MARTIN: It was also so striking to hear this quote from historian Barbara Fields. Fields is a Black woman, a Black historian. She's talking about America's Civil War. And she makes plain that the war is not stuck in the past. It is...
MARTIN: It's a living, breathing thing.
(SOUNDBITE OF ARCHIVED RECORDING)
BARBARA FIELDS: William Faulkner said once that history is not was; it's is. The Civil War is still going on. It's still to be fought. And regrettably, it can still be lost.
BURNS: So let me rewind a little bit. The - Barbara spoke at the last moments of the history of the American Civil War that we published, if you will, in the fall of 1990. And so Barbara Fields' words remain as a kind of cautionary thing that are as relevant today as they were when she spoke them in an interview I'm guessing we did in '87 or '88, perhaps. And that's a long time ago.
MARTIN: As a student of American democracy yourself, after the past four or five years, do you come out of this seeing our fragility exposed as a country or do you see the institutions have maintained, our ability to endure has actually been strengthened?
BURNS: I don't feel that our ability to endure has been strengthened. I am constantly reminded that fragility is a constant thing in the history of us. But at the same time, we just keep going forward. There is no other option but to endure.

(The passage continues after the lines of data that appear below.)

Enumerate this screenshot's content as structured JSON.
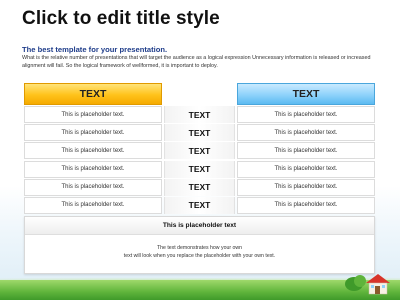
{
  "slide": {
    "title": "Click to edit title style",
    "subtitle": "The best template for your presentation.",
    "body": "What is the relative number of presentations that will target the audience as a logical expression Unnecessary information is released or increased alignment will fail. So the logical framework of wellformed, it is important to deploy."
  },
  "table": {
    "left_header": "TEXT",
    "right_header": "TEXT",
    "left_cells": [
      "This is placeholder text.",
      "This is placeholder text.",
      "This is placeholder text.",
      "This is placeholder text.",
      "This is placeholder text.",
      "This is placeholder text."
    ],
    "middle_cells": [
      "TEXT",
      "TEXT",
      "TEXT",
      "TEXT",
      "TEXT",
      "TEXT"
    ],
    "right_cells": [
      "This is placeholder text.",
      "This is placeholder text.",
      "This is placeholder text.",
      "This is placeholder text.",
      "This is placeholder text.",
      "This is placeholder text."
    ]
  },
  "bottom": {
    "heading": "This is placeholder text",
    "line1": "The text demonstrates how your own",
    "line2": "text will look when you replace the placeholder with your own text."
  },
  "colors": {
    "left_header": "#ffc21a",
    "right_header": "#8ed2fb",
    "subtitle": "#1f3d8a"
  }
}
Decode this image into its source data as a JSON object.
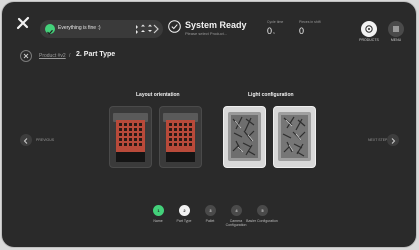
{
  "status": {
    "text": "Everything is fine :)"
  },
  "system": {
    "title": "System Ready",
    "subtitle": "Please select Product..."
  },
  "metrics": [
    {
      "label": "Cycle time",
      "value": "0",
      "unit": "s"
    },
    {
      "label": "Pieces in shift",
      "value": "0",
      "unit": ""
    }
  ],
  "nav": {
    "products_label": "PRODUCTS",
    "menu_label": "MENU"
  },
  "header": {
    "breadcrumb": "Product #v2",
    "separator": "/",
    "title": "2. Part Type"
  },
  "sections": {
    "layout": "Layout orientation",
    "light": "Light configuration"
  },
  "navigation": {
    "previous": "PREVIOUS",
    "next": "NEXT STEP"
  },
  "steps": [
    {
      "number": "1",
      "label": "Name",
      "state": "done"
    },
    {
      "number": "2",
      "label": "Part Type",
      "state": "active"
    },
    {
      "number": "3",
      "label": "Pallet",
      "state": "pending"
    },
    {
      "number": "4",
      "label": "Camera Configuration",
      "state": "pending"
    },
    {
      "number": "5",
      "label": "Basler Configuration",
      "state": "pending"
    }
  ],
  "colors": {
    "accent_green": "#43d17a",
    "background": "#2a2a2a"
  }
}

And we are now in a toxic moment. We don't get our information from the same place the way we used to, and that has had poisonous effect on our democracy. And we have to find a way to convince tens of millions of people that this election was actually the best we've ever had in terms of the fraud that they are certain happened. And the only reason they believe that fraud is that it's become, you know, repeated so, so many times within their echo chambers that they don't even have the possibility of thinking of an alternative universe. And it is incumbent upon us to address the questions that are happening here. I mean, we've got work to do.
KING: Documentary filmmaker Ken Burns.
(SOUNDBITE OF PRAY FOR SOUND'S "SKY") Transcript provided by NPR, Copyright NPR.